Preferred route of Oxford-Cambridge expressway announced

National News News

Image Credit: Department for Transport/Oxford Mail

The Government’s preferred option for the new Oxford to Cambridge road link has been announced.

The new expressway, or dual carriageway, aims to provide a direct road link between Oxford and Cambridge via Milton Keynes, connecting what a report by Highways England calls “some of the UK’s most successful, productive and fastest growing functional economic areas.”

Initially, three options had been proposed, with Option A passing via Aylesbury using the A418, Option B utilising a new road alongside the reconstructed varsity line, recently given permission for the second stage of construction, and Option C using the A421 via Bicester.

Option B has been selected as the government’s preferred option, with the route expected to take around 40-50 minutes off a journey from Chieveley, south of Oxford, to Girton near Cambridge.

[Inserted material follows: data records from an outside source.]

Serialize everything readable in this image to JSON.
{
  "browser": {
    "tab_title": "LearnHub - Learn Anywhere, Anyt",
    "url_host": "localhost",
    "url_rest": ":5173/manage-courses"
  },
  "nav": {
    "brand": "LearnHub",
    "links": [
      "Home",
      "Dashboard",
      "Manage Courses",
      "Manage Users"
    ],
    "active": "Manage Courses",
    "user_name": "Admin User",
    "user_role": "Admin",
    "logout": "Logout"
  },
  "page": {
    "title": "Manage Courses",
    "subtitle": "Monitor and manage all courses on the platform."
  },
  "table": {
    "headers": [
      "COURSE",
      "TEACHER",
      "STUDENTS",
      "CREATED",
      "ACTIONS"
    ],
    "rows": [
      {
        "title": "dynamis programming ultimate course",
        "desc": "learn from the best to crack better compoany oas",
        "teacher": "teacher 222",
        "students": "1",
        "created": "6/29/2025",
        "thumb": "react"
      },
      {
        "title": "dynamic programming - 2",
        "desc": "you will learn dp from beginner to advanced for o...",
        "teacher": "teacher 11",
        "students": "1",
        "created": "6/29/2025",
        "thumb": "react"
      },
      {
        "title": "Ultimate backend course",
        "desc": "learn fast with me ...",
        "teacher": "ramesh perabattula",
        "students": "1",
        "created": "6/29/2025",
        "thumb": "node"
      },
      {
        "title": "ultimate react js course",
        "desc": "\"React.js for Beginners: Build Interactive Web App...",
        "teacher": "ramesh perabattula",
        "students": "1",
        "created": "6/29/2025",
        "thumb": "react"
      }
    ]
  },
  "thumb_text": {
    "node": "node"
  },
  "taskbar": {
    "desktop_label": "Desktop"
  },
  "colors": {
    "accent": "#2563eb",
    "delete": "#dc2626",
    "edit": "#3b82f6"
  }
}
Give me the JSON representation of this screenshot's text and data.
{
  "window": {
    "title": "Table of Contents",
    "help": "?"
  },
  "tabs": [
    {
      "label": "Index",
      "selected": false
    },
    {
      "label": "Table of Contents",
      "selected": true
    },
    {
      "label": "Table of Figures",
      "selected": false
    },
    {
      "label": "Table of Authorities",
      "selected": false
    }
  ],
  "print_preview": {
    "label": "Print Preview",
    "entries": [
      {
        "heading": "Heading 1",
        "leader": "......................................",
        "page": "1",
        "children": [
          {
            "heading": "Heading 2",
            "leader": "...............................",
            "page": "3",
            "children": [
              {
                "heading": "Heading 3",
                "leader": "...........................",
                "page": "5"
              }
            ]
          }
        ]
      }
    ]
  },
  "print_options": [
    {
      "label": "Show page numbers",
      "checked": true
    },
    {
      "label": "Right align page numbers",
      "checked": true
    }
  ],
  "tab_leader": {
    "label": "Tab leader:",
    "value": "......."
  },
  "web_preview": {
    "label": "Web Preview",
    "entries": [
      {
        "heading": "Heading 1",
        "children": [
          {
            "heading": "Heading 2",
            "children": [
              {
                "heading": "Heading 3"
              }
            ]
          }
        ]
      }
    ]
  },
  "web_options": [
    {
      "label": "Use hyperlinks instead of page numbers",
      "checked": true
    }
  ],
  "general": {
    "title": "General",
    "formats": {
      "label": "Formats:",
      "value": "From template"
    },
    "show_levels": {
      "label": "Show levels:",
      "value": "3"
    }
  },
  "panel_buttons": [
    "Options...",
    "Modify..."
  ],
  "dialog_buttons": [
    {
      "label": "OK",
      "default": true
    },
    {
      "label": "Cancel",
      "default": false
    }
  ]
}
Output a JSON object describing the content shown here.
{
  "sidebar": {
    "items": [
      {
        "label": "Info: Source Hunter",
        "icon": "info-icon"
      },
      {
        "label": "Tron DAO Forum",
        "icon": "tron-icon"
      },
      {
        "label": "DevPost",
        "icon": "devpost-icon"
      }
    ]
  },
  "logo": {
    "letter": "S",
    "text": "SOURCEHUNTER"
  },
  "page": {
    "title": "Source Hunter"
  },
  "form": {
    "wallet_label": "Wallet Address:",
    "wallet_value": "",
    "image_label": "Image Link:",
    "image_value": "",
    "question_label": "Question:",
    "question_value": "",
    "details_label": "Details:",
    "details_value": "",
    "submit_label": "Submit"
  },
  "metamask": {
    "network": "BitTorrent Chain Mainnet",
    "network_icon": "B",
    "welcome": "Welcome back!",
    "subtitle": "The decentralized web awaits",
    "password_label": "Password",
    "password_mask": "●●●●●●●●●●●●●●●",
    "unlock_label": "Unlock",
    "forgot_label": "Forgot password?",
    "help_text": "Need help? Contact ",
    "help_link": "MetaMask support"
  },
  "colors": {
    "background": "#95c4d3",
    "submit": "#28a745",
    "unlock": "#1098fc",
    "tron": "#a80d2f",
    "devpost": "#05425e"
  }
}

The Government sees the route as part of its strategic plan to improve connections between Oxford and Cambridge, increasing job catchment areas, the flow of academics and reducing congestion. Sajid Javid, then housing secretary, also said in March 2018 that he would approve 2 new towns to be constructed along the route, with the possibility for more. The expected announcement has not yet been made.

Campaigners have raised continued to raise concerns about the proposed route, after previous concerns were satisfied after the government ruled out the route passing through the Otmoor nature reserve. The No Expressway Alliance, a group formed last week from a range of smaller organisations to fight the plans, has said to The Oxford Student that “there is no need for this road” and would like to “see improved transport links through the rapid construction of the ‘East-West Rail’ Oxford – Cambridge rail link… before any road programme is considered.” The chief executive of the Berks, Bucks and Oxon Wildlife Trust, Estelle Bailey, said that “the potential impact on biodiversity of corridor B is so serious that the route should have been discounted entirely.”

Meanwhile, the council released a statement, which, while “welcome[ing] the commitment to plan for and invest in major infrastructure to support housing and economic growth in Oxfordshire”, also called for an end to the uncertainty surrounding the “opaque process” and a “prioritisation of clean, green and public transport.”

The expressway is currently forecast to open in 2031.